There are always questions. Which ones arise — that’s not for us to decide. All we have to decide is what to do with the questions that are presented to us. My one consistent position in all these matters is to resist taking the nuclear option of excommunication. It is the strongest censure we have, and therefore one not to be invoked except with the greatest reluctance. Further, I don’t think the patience that St. Paul commands is to be exhausted in a few years, or even a few decades. We need to learn to think in larger chunks of time, and to consider the worldwide, not just the local American and Western European, context. Many of us tend to think that, if we haven’t convinced someone after a few tweets and blog posts, we can be done with them and the questions they bring. But the time-frame of social media is not the time-frame of Christ’s Church.

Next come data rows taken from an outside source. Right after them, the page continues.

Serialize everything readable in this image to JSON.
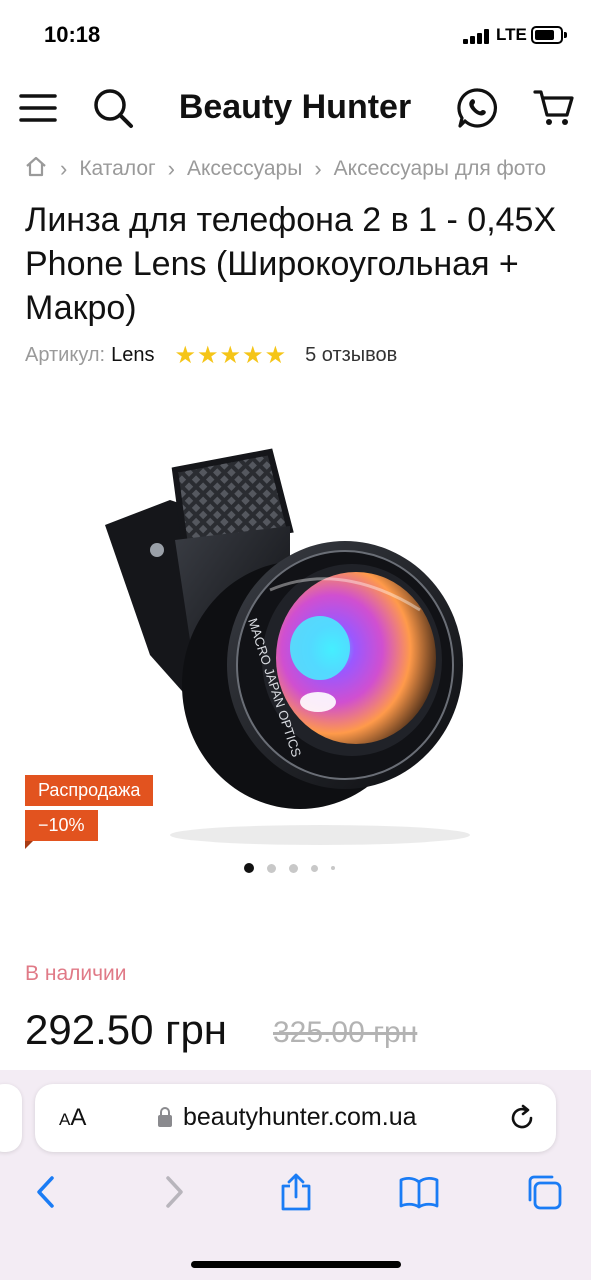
{
  "status_bar": {
    "time": "10:18",
    "network": "LTE",
    "icons": [
      "signal-icon",
      "battery-icon"
    ]
  },
  "header": {
    "title": "Beauty Hunter",
    "icons": [
      "menu-icon",
      "search-icon",
      "chat-icon",
      "cart-icon"
    ]
  },
  "breadcrumb": {
    "items": [
      "Каталог",
      "Аксессуары",
      "Аксессуары для фото"
    ],
    "home_icon": "home-icon"
  },
  "product": {
    "title": "Линза для телефона 2 в 1 - 0,45X Phone Lens (Широкоугольная + Макро)",
    "sku_label": "Артикул:",
    "sku_value": "Lens",
    "stars": "★★★★★",
    "rating": 5,
    "reviews": "5 отзывов",
    "sale_badge": "Распродажа",
    "discount_badge": "−10%",
    "gallery_count": 5,
    "gallery_active": 1,
    "availability": "В наличии",
    "price": "292.50 грн",
    "old_price": "325.00 грн"
  },
  "colors": {
    "sale": "#e2531f",
    "stars": "#f5c518",
    "availability": "#e07a87",
    "browser_bg": "#f3ecf4",
    "safari_blue": "#1a7cf5"
  },
  "browser": {
    "text_size_label": "AA",
    "url": "beautyhunter.com.ua",
    "toolbar": [
      "back-icon",
      "forward-icon",
      "share-icon",
      "bookmarks-icon",
      "tabs-icon"
    ]
  }
}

— with a post of mine from ten days ago

So it turns out that “the economic way of looking at life” – which is pretty much the American way of looking at life, and certainly the Silicon Valley way – means that you think of time as a scarce consumable resource. Which is indeed how most of us, it seems, think about time, and that, in turn, is why we might experience the idea of traveling at the speed of God as not just wrong but, more, offensive – a failure to maximize consumption.

Breaking that habit of thought, and imagining how to move at the speed of God – these are real and vital challenges. Maybe the first thing we need to learn how to repair is our disordered sense of time — time is not a scarce resource but rather a gift. 

Increasingly I am convinced that we can’t make the changes we need to make — and I’m thinking not just of Christians, but also of all members of our current social order — until we reset our understanding and experience of time.

I even wonder whether the problem I posted about earlier today — what seems to me our increasing reluctance to pursue common rules for the social order, our disdain for proceduralism — is an outgrowth of a diseased experience of time. If we knew, if we really knew, that the people we despise are going to be our neighbors for the rest of our lives, then maybe we’d see the value in coming to some sort of procedural agreement with them before the shooting begins

But then the shooting has already begun, hasn’t it?